NEW BRITAIN - Heroes were summoned to Central Connecticut State University Sunday for the Plainville Wind Ensemble’s annual Veterans Concert.
Veterans of all ages showed up for “Summon the Heroes.” Admission was free with an unwrapped toy donation for the Marines’ Toys for Tots Foundation, based in Plainville.
“This is my first time coming for this concert,” Army veteran Ken Benson said as he was walking into CCSU’s Welte Hall.
The Southington resident was honored to know the program was created especially for people like him, a Vietnam War veteran who was drafted and fought overseas from 1966 to 1968.
Plainville’s Barque Eagle Sea Cadets, including about 30 local teens, helped attendees to their seats. Handing each a program as they entered the auditorium, the youth asked women and some of the elderly guests, “May I escort you in?”
“It makes me feel honored to support those who fought for our country,” 16-year-old Jonathan Gonzalez said.
He is the third child in his family to go through the Cadets, a community service-oriented organization that teaches youth leadership and is often the precursor to military service.
“These kids are a patriotic group,” Barque Eagle commanding officer Lt. Stephen Smith said.
“We’ve been doing this for six or seven years now,” he added of the concert. “It’s a good experience for them to perform on stage.”
New Britain’s Marine Corps League Hardware City Detachment also took part. Commandant James Morris stepped up to the Sea Cadets to thank them for their participation.
“You look great and it shows a great deal about our future to see you here,” Morris told them.
His goal for the concert was to honor all veterans for their service, but also to recognize the difficulties faced by Vietnam-era veterans in particular.
“Hopefully through this, it makes the public more aware that freedom isn’t free,” he explained. “These guys didn’t get the welcome home the first time, tragically.
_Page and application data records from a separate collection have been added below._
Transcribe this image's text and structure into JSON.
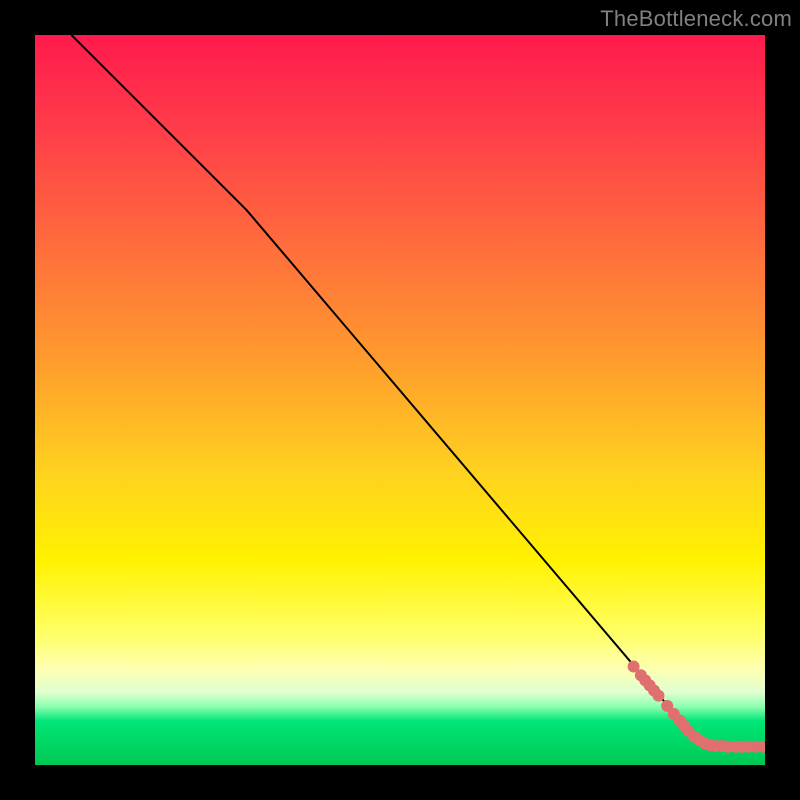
{
  "watermark": "TheBottleneck.com",
  "chart_data": {
    "type": "line",
    "title": "",
    "xlabel": "",
    "ylabel": "",
    "xlim": [
      0,
      100
    ],
    "ylim": [
      0,
      100
    ],
    "series": [
      {
        "name": "curve",
        "x": [
          5,
          29,
          88.5,
          93,
          100
        ],
        "y": [
          100,
          76,
          6,
          2.5,
          2.5
        ],
        "stroke": "#000000",
        "stroke_width": 2
      }
    ],
    "markers": {
      "name": "points",
      "color": "#e07070",
      "radius": 6,
      "points": [
        {
          "x": 82.0,
          "y": 13.5
        },
        {
          "x": 83.0,
          "y": 12.3
        },
        {
          "x": 83.6,
          "y": 11.6
        },
        {
          "x": 84.2,
          "y": 10.9
        },
        {
          "x": 84.8,
          "y": 10.2
        },
        {
          "x": 85.4,
          "y": 9.5
        },
        {
          "x": 86.6,
          "y": 8.1
        },
        {
          "x": 87.5,
          "y": 7.0
        },
        {
          "x": 88.3,
          "y": 6.1
        },
        {
          "x": 88.9,
          "y": 5.4
        },
        {
          "x": 89.5,
          "y": 4.7
        },
        {
          "x": 90.3,
          "y": 3.9
        },
        {
          "x": 91.0,
          "y": 3.4
        },
        {
          "x": 91.7,
          "y": 3.0
        },
        {
          "x": 92.5,
          "y": 2.7
        },
        {
          "x": 93.3,
          "y": 2.6
        },
        {
          "x": 94.1,
          "y": 2.6
        },
        {
          "x": 94.9,
          "y": 2.5
        },
        {
          "x": 96.0,
          "y": 2.5
        },
        {
          "x": 96.8,
          "y": 2.5
        },
        {
          "x": 97.6,
          "y": 2.5
        },
        {
          "x": 98.7,
          "y": 2.5
        },
        {
          "x": 99.8,
          "y": 2.5
        }
      ]
    }
  }
}
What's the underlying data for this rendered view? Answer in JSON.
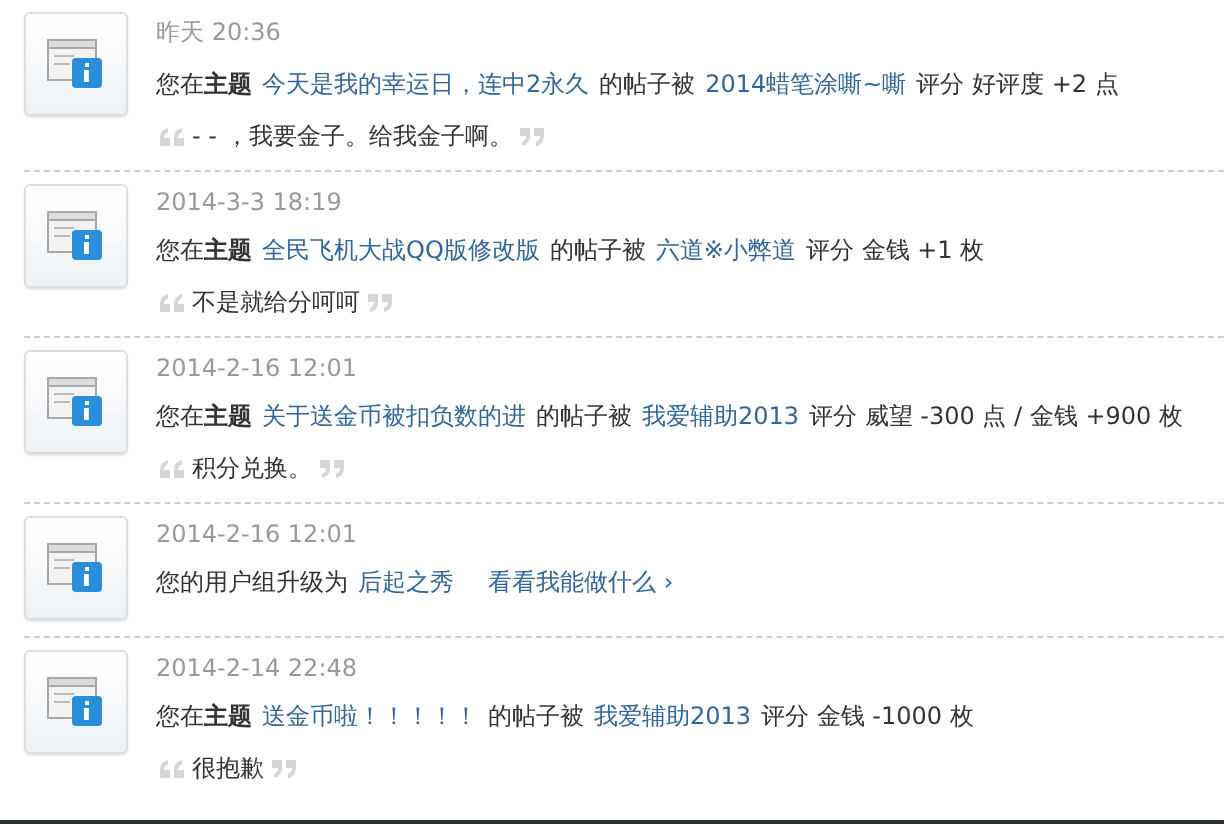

And some of them paid the ultimate price.”
Plainville Wind Ensemble Executive Director Kathleen Marsan greeted the audience, thanking all for attending.
“We have prepared an afternoon of music we hope will do justice to those who served our country,” Marsan said.
Musicians began partnering with CCSU’s Department of Veterans Affairs in 2005, when the first concert took place. Veterans Affairs Coordinator Chris Guttierrez is thrilled the collaboration has continued almost 15 years later.
“It’s a great program,” he said.
In between patriotic works that included “The Star-Spangled Banner” and John Williams’ “Summon the Heroes,” Hartford HealthCare staff presented Vietnam vets commemorative lapel pins authorized by the Department of Defense.
This was followed by the world premiere of “Righteous Among the Nations” by Jane Russel Bate, from Cheshire. She dedicated the piece to Nicholas Winton, who rescued 669 Czechoslovakian children from the Holocaust. He kept his heroic deed secret for 50 years, until a scrapbook discovered by his wife was finally made public.
State Rep. William Petit Jr. also took the stage to narrate Robert Shelton’s “The Message on the Rock.”
Award-winning vocalist Latanya Farrell closed out the show with Lee Greenwood’s beloved song, “God Bless the U.S.A.”
Erica Drzewiecki can be reached at 860-801-5097 or firstname.lastname@example.org.